I feel like a rabbit popping its head up out of a hole in the ground. Tentative, alert, on edge, heart racing, adrenaline pumping – what is it like out there now? This ambivalence feels guilty and confusing. Even more, it feels tender, this poking out of heads, this grasping after a wispy hope of a good life still to be lived somehow. Rather than the big party I imagined, it is delicate and precious and vulnerable.

In this tender moment, there is the fear and dread, the anxiety and trepidation. There is the curiosity. There is the desire to see all things made new. There is already regret that maybe I’ve wasted this time somehow, as if that were possible. As though being a person, breathing in and breathing out, were somehow insufficient. There is the insistent hope that the small things we have done are enough. Reading books to nieces and nephews over Zoom, delivering rolls of toilet paper scribbled with jokes, meals dropped off anonymously on doorsteps, washing the dishes, sidewalk chalking the driveway, a voice message, folding socks.

I know we will have to come out. I know we have to go back to work, both personally and globally. I want to, need to, and will. I will grab hold of my brain and my emotions, take them captive, and turn them from fear to hope.

I hope we are changed by how we fought for human life, by how we sought refuge in a place we call home, by how we whispered thank you for small things.

I hope there is work to go back to. I hope there are doctors who will treat cancer, and professors who will teach students, and musicians who will make us cry. I hope there are sports matches for teams from high school up to the Olympics. I hope there are pilots who will fly me toward my children and chefs who create wedding cakes. I hope there are baby showers and blind dates and fiftieth anniversaries and teenagers screaming at band concerts. I hope there are millennials who go to the grocery store for their elderly neighbors and elderly neighbors who teach younger generations how to tend a garden. I hope we can toast the happy couple, huddle close around the wooden coffin, visit the hospital room, sweat together in marathons. I hope we can play cards and share casseroles and put hands on one another when we pray.

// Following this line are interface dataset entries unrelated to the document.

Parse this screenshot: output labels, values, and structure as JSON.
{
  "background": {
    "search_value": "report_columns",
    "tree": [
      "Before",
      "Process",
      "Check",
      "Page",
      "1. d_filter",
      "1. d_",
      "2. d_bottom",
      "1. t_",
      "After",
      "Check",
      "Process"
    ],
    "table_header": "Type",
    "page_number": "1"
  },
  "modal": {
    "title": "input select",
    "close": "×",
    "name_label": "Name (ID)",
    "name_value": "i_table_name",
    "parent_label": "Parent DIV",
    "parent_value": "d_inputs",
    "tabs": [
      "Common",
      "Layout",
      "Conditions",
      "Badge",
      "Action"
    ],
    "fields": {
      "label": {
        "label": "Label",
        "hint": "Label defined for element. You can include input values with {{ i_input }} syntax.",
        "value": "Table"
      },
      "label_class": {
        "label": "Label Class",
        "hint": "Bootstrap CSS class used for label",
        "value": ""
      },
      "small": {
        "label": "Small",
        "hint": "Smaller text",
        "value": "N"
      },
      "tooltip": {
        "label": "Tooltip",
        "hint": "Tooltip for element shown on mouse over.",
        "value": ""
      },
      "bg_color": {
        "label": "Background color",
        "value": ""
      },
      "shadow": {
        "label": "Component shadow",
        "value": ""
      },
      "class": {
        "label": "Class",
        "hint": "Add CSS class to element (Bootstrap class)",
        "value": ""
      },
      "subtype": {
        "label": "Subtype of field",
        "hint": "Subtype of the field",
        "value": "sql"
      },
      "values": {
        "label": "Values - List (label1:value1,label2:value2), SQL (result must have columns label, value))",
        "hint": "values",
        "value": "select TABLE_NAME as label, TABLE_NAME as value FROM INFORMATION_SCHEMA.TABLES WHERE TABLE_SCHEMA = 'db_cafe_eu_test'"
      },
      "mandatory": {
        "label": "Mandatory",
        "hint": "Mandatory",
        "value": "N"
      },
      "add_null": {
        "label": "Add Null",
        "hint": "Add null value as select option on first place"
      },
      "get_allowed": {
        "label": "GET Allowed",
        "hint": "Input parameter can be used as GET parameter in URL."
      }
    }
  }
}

I hope we are changed by how we fought for human life, by how we sought refuge in a place we call home, by how we whispered thank you for small things like baby giggles and Zoom faux pas and wild mushrooms pushing through rocks in the desert. I hope this change means we will still fight for every human life, that we will help refugees find permanent homes, that we will say thank you more often than we complain and judge, that we will laugh.

Mosque in Dougum Village, Djibouti, flowers in the desert after a major rain storm. Image courtesy of the author.

But before this day arrives, in the face of a deeply uncertain future, it feels outrageous to hope. I write my hopes here and they seem like demands from a petulant child, commanding the world return to what I knew before.

I said to my soul, be still, and wait without hope
For hope would be hope for the wrong thing; Wait without love
For love would be love of the wrong thing; There is yet faith
But the faith and the love and the hope are all in the waiting.
Wait without thought, for you are not ready for thought:
So the darkness shall be the light, and the stillness the dancing.

The first time I read these lines in T. S. Eliot’s “East Coker,” I didn’t like them. Wait without hope? Without love? Then all that remains is despair! But – there is yet faith. Faith wraps around the waiting, undemanding, not petulant, not plagued by anxious thought. Faith holds the hope and the love and faith sees light in darkness, dancing in stillness.

That is how we come out of lockdown.

We know the fleeting nature of sunlight splayed over a spider web, we notice the melting snowflake on an eyelash, we cry, “This is holy,” over cracks in sidewalks and cracks in hearts, we watch Muslims pray on Eid, or we are Muslims praying on Eid, and we whisper “thank you” for a sacred tradition that insists on being honored. We gather up trepidation and explore the world we have created in these past few months. We commit to living with and passing along tenderness. We believe all things will be made new.